There are no risks for human and animal health or the environment from this biomass regarding the genetic modification of the strain, the EFSA Panel on Additives and Products or Substances used in Animal Feed (FEEDAP) concluded. According to the panel, the E.coli strain PT73, which was engineered to overproduce the essential amino acid threonine by Ajinomoto, may be used as a feed material for pigs, ruminants and salmonids.

The heat-inactivated  gram-negative GM bacterial strain does not contain any full-length antibiotic resistance genes or other sequences of concern (EJ, doi: 10.2903/j.efsa.2017.4936). However, the panel said that toxicological data indicate effects of PT73 on blood coagulation and liver, which the EFSA considers to be adverse. As a consequence, the panel did not conclude on the safety for the consumer of products derived from animals receiving feed containing PT73. Based on data analyses, the FEEDAP panel recommends a daily supplementation of feed dry matter with 8% for dairy cows, 10% PT73 for fattening of pigs and 13% PT73 for salmonids as safe.

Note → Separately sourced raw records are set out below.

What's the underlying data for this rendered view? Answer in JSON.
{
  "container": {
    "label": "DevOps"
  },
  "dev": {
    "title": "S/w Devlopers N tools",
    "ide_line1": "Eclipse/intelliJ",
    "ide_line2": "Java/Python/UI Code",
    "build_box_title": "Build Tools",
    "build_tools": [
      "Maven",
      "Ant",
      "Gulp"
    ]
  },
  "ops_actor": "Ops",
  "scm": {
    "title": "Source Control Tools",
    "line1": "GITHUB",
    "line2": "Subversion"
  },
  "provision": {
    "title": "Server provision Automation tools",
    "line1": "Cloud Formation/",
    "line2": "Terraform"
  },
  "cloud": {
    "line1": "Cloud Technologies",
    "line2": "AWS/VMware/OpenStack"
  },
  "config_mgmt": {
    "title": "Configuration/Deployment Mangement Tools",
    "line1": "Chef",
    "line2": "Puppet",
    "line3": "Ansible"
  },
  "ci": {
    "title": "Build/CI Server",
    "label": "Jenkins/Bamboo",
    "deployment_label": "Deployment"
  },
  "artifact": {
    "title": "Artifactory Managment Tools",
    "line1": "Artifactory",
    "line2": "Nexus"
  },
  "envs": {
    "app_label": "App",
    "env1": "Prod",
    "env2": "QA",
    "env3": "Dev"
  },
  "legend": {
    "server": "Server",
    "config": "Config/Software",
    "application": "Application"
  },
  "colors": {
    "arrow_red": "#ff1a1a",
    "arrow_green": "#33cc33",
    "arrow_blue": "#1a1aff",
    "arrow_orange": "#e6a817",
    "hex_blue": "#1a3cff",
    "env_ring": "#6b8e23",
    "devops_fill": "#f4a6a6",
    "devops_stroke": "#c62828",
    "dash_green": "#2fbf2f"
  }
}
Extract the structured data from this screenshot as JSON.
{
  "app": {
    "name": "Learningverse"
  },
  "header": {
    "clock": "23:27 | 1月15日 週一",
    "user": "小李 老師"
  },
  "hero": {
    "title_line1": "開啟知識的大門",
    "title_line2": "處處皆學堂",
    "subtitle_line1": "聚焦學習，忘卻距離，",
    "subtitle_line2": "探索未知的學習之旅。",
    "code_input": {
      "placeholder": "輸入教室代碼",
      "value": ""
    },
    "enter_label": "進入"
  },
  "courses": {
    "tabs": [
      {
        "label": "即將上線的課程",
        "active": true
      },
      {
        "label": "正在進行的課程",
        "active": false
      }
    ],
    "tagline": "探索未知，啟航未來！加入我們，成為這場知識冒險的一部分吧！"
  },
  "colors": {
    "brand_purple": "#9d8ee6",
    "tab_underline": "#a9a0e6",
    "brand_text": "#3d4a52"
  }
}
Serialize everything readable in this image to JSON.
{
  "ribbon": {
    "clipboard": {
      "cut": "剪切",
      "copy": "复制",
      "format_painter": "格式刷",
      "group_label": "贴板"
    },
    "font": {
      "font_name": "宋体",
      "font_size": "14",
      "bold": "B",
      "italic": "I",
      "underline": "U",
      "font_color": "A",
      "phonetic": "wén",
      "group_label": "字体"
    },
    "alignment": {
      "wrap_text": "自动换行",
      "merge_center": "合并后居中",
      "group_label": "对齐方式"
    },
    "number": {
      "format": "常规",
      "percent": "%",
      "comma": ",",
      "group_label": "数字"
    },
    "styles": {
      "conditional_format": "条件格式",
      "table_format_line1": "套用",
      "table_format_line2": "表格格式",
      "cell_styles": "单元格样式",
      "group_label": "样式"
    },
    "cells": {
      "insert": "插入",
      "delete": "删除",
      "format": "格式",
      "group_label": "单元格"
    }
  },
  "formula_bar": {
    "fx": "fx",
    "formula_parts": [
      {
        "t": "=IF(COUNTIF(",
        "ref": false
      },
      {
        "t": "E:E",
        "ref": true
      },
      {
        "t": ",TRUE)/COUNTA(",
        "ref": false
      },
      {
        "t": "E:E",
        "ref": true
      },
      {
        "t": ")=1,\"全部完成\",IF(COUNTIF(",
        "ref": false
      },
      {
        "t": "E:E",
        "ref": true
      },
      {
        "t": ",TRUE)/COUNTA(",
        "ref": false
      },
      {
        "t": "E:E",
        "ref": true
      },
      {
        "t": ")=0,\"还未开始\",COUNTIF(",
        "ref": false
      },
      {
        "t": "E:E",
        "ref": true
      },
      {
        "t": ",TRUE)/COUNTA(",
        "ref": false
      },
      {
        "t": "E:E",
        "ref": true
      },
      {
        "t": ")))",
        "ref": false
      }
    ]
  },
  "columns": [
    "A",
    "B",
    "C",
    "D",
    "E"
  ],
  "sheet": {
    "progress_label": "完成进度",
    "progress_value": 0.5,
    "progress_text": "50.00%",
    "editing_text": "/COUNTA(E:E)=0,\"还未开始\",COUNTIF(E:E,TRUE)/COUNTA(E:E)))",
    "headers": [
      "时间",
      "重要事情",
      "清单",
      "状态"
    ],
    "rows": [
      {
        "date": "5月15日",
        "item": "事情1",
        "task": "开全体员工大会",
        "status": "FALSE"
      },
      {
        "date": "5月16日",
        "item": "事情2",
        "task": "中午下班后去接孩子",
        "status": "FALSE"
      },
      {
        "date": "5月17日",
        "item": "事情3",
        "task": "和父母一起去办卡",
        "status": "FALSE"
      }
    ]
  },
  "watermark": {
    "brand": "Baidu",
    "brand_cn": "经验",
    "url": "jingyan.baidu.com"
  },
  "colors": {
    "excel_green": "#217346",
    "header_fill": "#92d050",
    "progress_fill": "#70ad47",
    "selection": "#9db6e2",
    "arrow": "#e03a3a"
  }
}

PT73 should be considered as a potential skin and respiratory sensitiser. Moreover, any exposure to dust from the product via the inhalation route should be considered a serious risk. The FEEDAP Panel also considered that substitution of PT73 for other protein-rich feed materials will not adversely affect the environment.

-Published in European Biotechnology.  See original article link here

Social media crucial in agri-innovations

RECOGNIZING the trend of the present day, the Southeast Asian Regional Center for Graduate Study and Research in Agriculture (SEARCA), the International Service for the Acquisition of Agri-Biotech Applications and the Department of Agriculture-Davao conducted last Thursday, August 17, a seminar on Communicating Agri-Innovations thru Social Media at the Pinnacle Hotel and Suites in Davao City.

Read more

APEC seeks boost to food security, sustainable agriculture growth

Viet Nam News CẦN THƠ – Việt Nam strongly support promoting co-operation in water management for sustainable agricultural development among APEC members, a senior Vietnamese official told the first APEC Water Resources Authorities Meeting for Food Security that opened in Cần Thơ yesterday. Read more

Biotech crops to be in more local farms

THROUGH a Joint Department Circular (JDC) empowering development of biotech crops in the country, biotech rice, papaya, cotton, and eggplant are expected to be fully implemented in local farms after most of the crops were already through with the field trial stages.

Read more